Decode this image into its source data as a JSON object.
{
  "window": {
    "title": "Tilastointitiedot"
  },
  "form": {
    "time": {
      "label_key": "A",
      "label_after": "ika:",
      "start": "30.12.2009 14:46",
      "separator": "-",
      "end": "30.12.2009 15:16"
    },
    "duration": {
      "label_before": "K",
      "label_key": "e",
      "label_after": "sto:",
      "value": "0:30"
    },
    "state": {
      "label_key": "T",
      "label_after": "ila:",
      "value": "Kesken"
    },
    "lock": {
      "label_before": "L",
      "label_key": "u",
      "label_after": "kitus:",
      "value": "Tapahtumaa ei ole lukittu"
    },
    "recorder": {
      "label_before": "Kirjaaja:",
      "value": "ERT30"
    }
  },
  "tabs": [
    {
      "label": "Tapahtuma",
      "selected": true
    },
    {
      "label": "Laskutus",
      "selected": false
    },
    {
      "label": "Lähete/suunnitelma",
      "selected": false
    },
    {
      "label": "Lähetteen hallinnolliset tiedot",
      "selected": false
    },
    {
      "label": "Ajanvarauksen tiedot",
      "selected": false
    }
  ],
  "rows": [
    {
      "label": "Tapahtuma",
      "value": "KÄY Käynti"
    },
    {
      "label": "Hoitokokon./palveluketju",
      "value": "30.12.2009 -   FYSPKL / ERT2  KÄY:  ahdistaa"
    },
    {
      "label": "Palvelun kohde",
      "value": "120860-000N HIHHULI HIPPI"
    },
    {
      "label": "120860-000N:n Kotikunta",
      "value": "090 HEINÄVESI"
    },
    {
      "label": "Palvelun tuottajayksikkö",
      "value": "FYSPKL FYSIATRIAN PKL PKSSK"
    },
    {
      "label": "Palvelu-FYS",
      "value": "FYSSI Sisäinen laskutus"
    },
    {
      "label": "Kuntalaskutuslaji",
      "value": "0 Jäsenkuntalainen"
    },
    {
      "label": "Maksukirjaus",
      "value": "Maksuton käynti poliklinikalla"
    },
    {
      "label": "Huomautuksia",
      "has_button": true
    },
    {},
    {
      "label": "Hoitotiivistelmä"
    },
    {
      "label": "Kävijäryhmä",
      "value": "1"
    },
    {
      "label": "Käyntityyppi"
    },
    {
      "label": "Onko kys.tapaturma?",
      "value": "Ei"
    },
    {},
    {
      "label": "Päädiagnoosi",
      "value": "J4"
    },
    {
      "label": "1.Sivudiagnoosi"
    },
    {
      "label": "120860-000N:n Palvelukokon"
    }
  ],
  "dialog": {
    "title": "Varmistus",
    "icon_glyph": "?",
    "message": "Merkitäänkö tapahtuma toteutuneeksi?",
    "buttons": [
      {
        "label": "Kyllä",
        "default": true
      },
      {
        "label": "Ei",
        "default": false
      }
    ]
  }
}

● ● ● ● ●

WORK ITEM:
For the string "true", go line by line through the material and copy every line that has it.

THE COMPLETED TASK:
      "selected": true
      "has_button": true
        "default": true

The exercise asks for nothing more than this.